    1. Is it not surprising that the Canaanites did not dispute this passage with the Israelites? It is likely they would, had they had any expectation that such a passage would have been attempted. They must have known that the Israelitish camp was on the other side of the Jordan, but could they have supposed that a passage for such a host was possible when the banks of the Jordan were quite overflowed? It was not merely because they were panic struck that they did not dispute this passage, but because they must have supposed it impossible; and when they found the attempt was made, the passage was effected before they could prepare to prevent it.

    2. God now appears in such a way, and works in such a manner, as to leave no doubt concerning his presence or his power, or of his love to Israel.
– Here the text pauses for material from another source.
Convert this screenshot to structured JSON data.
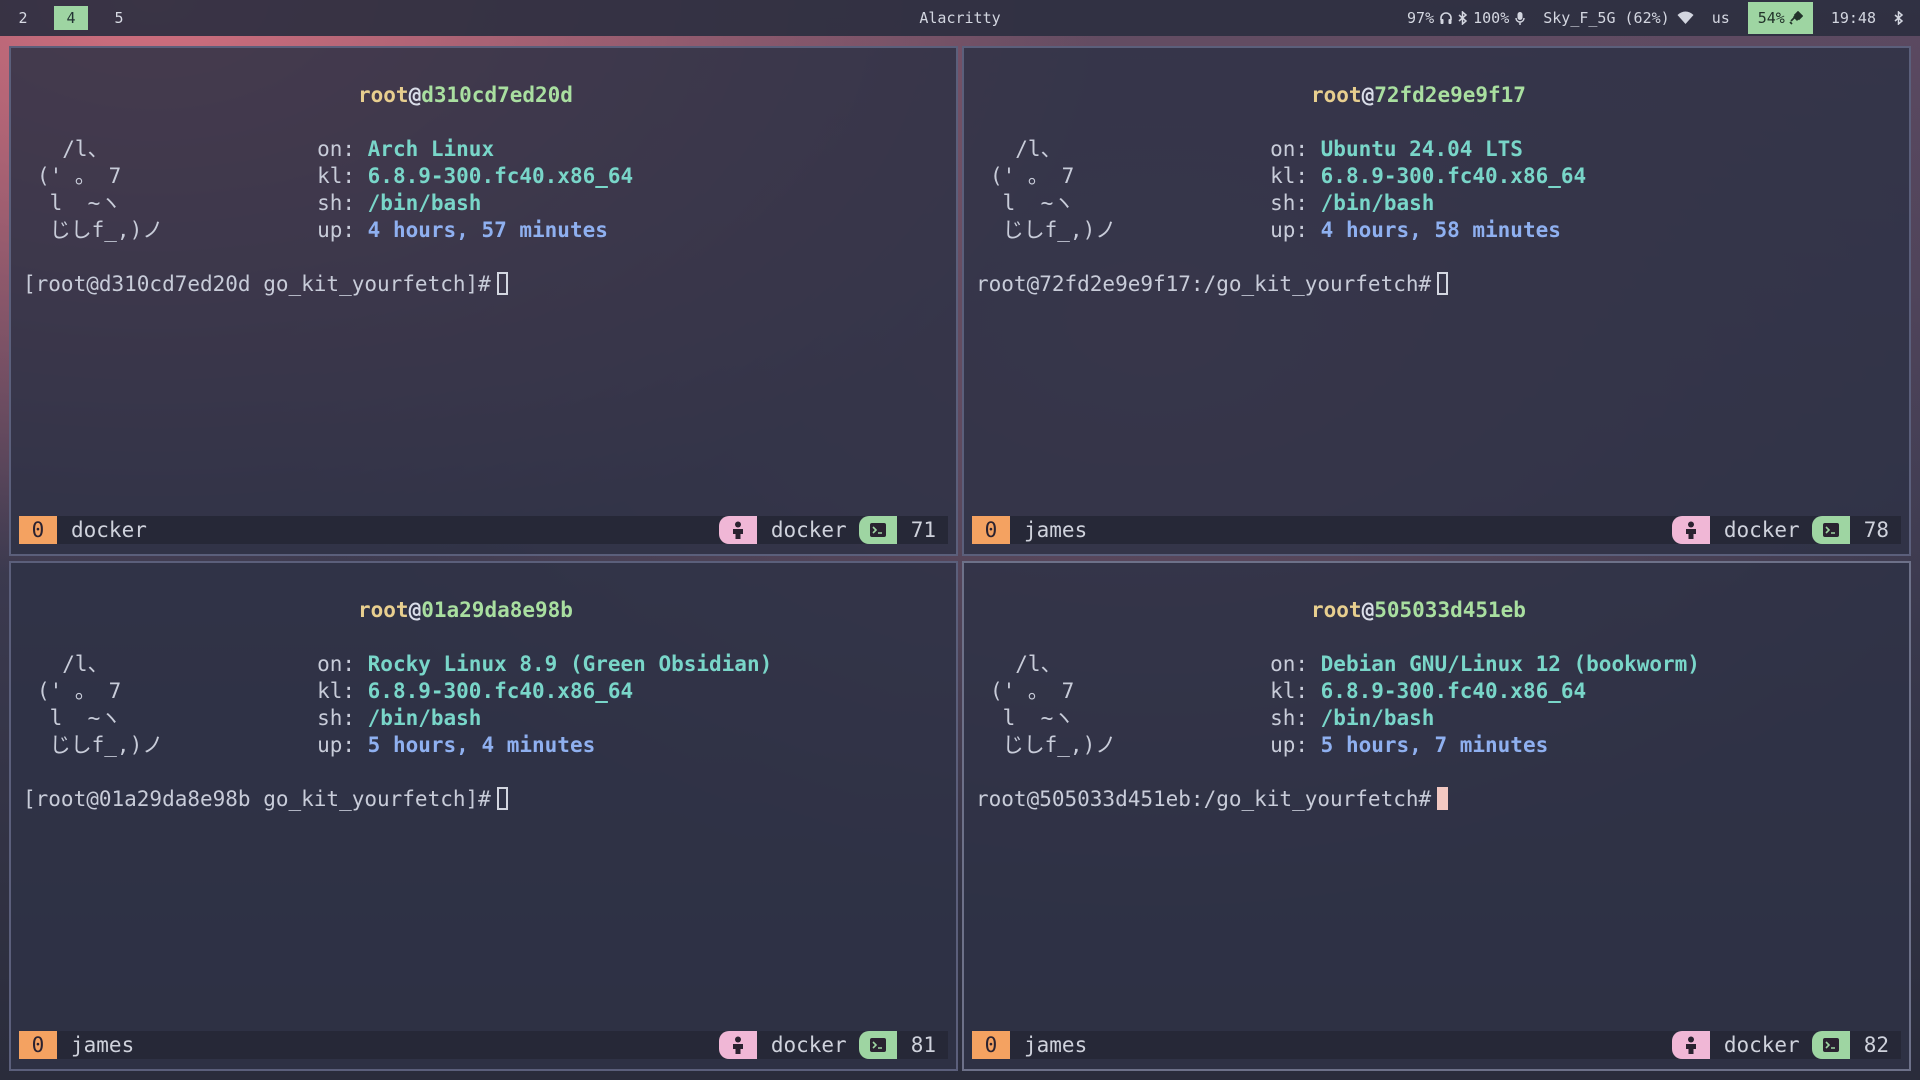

After this, was it possible for this people ever to doubt his being or his bounty? This, with the miraculous passage of the Red Sea, were well calculated to have established their faith for ever; and those who did not yield to the evidence afforded by these two miracles were incapable of rational conviction.

    3. In some respects the passage of the Jordan was more strikingly miraculous than that even of the Red Sea. In the latter God was pleased to employ an agent; the sea went back by a strong east wind all that night, and made the sea dry land, Exodus 14:21. Nothing of this kind appeared in the passage of the Jordan; a very rapid river (for so all travelers allow it to be) went back to its source without any kind of agency but the invisible hand of the invisible God.
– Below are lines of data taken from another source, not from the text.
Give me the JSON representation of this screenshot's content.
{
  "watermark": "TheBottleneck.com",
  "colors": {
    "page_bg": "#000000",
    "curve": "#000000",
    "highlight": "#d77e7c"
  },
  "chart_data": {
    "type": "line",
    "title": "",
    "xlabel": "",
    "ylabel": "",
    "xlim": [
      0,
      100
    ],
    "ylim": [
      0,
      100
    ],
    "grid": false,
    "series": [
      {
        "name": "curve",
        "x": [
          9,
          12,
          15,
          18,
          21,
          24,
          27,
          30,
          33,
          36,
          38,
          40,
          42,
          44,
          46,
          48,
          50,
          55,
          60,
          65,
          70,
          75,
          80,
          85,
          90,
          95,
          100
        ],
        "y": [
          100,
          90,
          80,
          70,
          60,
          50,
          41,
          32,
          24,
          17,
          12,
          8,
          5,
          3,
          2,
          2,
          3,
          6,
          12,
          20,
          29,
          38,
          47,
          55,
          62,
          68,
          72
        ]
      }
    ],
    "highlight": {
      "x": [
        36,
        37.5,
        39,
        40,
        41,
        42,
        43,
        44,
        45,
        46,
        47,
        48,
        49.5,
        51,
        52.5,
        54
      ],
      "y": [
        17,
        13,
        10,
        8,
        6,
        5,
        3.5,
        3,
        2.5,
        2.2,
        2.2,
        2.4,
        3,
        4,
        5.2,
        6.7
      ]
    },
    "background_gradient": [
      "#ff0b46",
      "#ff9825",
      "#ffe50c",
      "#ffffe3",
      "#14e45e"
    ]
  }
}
    4. Through the whole period of the Jewish history these miracles, so circumstantially related, were never denied by any, but on the contrary conscientiously believed by all. Nor did any of them in their revolts from God, which were both foul and frequent, ever call these great facts in question, when even so full of enmity against God as to blaspheme his name, and give his glory to dumb idols! Is not this a manifest proof that these facts were incontestable? and that Jehovah had so done his marvellous works that they should be had in everlasting remembrance? Reader, the same God who is over all is rich in mercy to all that call upon him. He changes not, neither is he weary: trust in the Lord for ever, for in the Lord Jehovah is everlasting strength; and He ever saves his followers out of the hands of all their enemies, and, having guided them by his counsel, will receive them into his glory.

    Barnes' Notes on Joshua 3:17
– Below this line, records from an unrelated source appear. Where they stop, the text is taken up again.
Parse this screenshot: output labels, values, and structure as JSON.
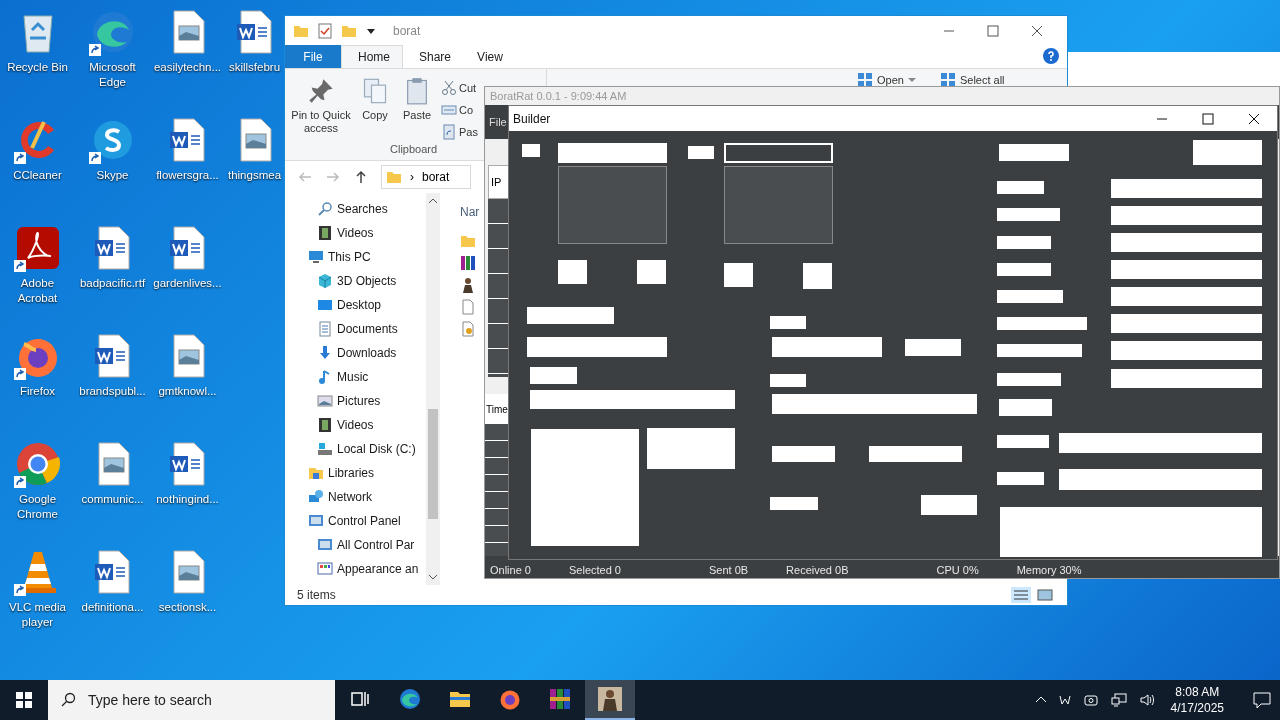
{
  "desktop": {
    "icons": [
      {
        "label": "Recycle Bin",
        "kind": "recycle",
        "shortcut": false
      },
      {
        "label": "CCleaner",
        "kind": "ccleaner",
        "shortcut": true
      },
      {
        "label": "Adobe Acrobat",
        "kind": "acrobat",
        "shortcut": true
      },
      {
        "label": "Firefox",
        "kind": "firefox",
        "shortcut": true
      },
      {
        "label": "Google Chrome",
        "kind": "chrome",
        "shortcut": true
      },
      {
        "label": "VLC media player",
        "kind": "vlc",
        "shortcut": true
      },
      {
        "label": "Microsoft Edge",
        "kind": "edge",
        "shortcut": true
      },
      {
        "label": "Skype",
        "kind": "skype",
        "shortcut": true
      },
      {
        "label": "badpacific.rtf",
        "kind": "word",
        "shortcut": false
      },
      {
        "label": "brandspubl...",
        "kind": "word",
        "shortcut": false
      },
      {
        "label": "communic...",
        "kind": "image",
        "shortcut": false
      },
      {
        "label": "definitiona...",
        "kind": "word",
        "shortcut": false
      },
      {
        "label": "easilytechn...",
        "kind": "image",
        "shortcut": false
      },
      {
        "label": "flowersgra...",
        "kind": "word",
        "shortcut": false
      },
      {
        "label": "gardenlives...",
        "kind": "word",
        "shortcut": false
      },
      {
        "label": "gmtknowl...",
        "kind": "image",
        "shortcut": false
      },
      {
        "label": "nothingind...",
        "kind": "word",
        "shortcut": false
      },
      {
        "label": "sectionsk...",
        "kind": "image",
        "shortcut": false
      },
      {
        "label": "skillsfebru",
        "kind": "word",
        "shortcut": false
      },
      {
        "label": "thingsmea",
        "kind": "image",
        "shortcut": false
      }
    ]
  },
  "explorer": {
    "title": "borat",
    "tabs": [
      {
        "label": "File",
        "selected": false,
        "kind": "file"
      },
      {
        "label": "Home",
        "selected": true,
        "kind": "tab"
      },
      {
        "label": "Share",
        "selected": false,
        "kind": "tab"
      },
      {
        "label": "View",
        "selected": false,
        "kind": "tab"
      }
    ],
    "ribbon": {
      "large": [
        {
          "label": "Pin to Quick access",
          "kind": "pin"
        },
        {
          "label": "Copy",
          "kind": "copy"
        },
        {
          "label": "Paste",
          "kind": "paste"
        }
      ],
      "small": [
        {
          "label": "Cut",
          "kind": "cut"
        },
        {
          "label": "Co",
          "kind": "copypath"
        },
        {
          "label": "Pas",
          "kind": "shortcut"
        }
      ],
      "group": "Clipboard",
      "right_items": [
        {
          "label": "Open",
          "kind": "dropdown"
        },
        {
          "label": "Select all",
          "kind": "plain"
        }
      ]
    },
    "address": "borat",
    "address_separator": "›",
    "column_header": "Nar",
    "nav_items": [
      {
        "children": [
          {
            "label": "Searches",
            "kind": "search"
          },
          {
            "label": "Videos",
            "kind": "video"
          }
        ]
      },
      {
        "label": "This PC",
        "kind": "pc",
        "children": [
          {
            "label": "3D Objects",
            "kind": "cube"
          },
          {
            "label": "Desktop",
            "kind": "desktop"
          },
          {
            "label": "Documents",
            "kind": "document"
          },
          {
            "label": "Downloads",
            "kind": "download"
          },
          {
            "label": "Music",
            "kind": "music"
          },
          {
            "label": "Pictures",
            "kind": "picture"
          },
          {
            "label": "Videos",
            "kind": "video"
          },
          {
            "label": "Local Disk (C:)",
            "kind": "disk"
          }
        ]
      },
      {
        "label": "Libraries",
        "kind": "library"
      },
      {
        "label": "Network",
        "kind": "network"
      },
      {
        "label": "Control Panel",
        "kind": "control",
        "children": [
          {
            "label": "All Control Par",
            "kind": "control"
          },
          {
            "label": "Appearance an",
            "kind": "appearance"
          }
        ]
      }
    ],
    "status": "5 items"
  },
  "borat": {
    "title": "BoratRat 0.0.1 - 9:09:44 AM",
    "menu": "File",
    "header_1": "IP",
    "header_2": "Time",
    "status": [
      "Online 0",
      "Selected 0",
      "Sent 0B",
      "Received 0B",
      "CPU 0%",
      "Memory 30%"
    ]
  },
  "builder": {
    "title": "Builder"
  },
  "taskbar": {
    "search_placeholder": "Type here to search",
    "apps": [
      {
        "kind": "taskview",
        "selected": false
      },
      {
        "kind": "edge",
        "selected": false
      },
      {
        "kind": "folder",
        "selected": false
      },
      {
        "kind": "firefox",
        "selected": false
      },
      {
        "kind": "winrar",
        "selected": false
      },
      {
        "kind": "figure",
        "selected": true
      }
    ],
    "time": "8:08 AM",
    "date": "4/17/2025"
  }
}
    The miraculous passage to the holy land through Jordan is not less pregnant with typical meaning than that through the Red Sea (compare 1 Corinthians 10:1-2). The solemn inauguration of Joshua to his office, and his miraculous attestation, by the same waters with which Jesus was baptized on entering on the public exercise of His ministry (compare Matthew 3:16-17); the choice of twelve men, one from each tribe to be the bearers of the twelve stones, and the builders of the monument erected therewith (compare 1 Corinthians 3:10; Revelation 21:14): these were divinely-ordered occurrences, not without a further bearing than their more immediate one upon Israel. Nor must in this point of view the name "Adam," the place where the stream flowed to the people which cut them off from the promises, and the failure for the time under the rule of Joshua of the full and rapid flood which supplies the Dead Sea, be overlooked.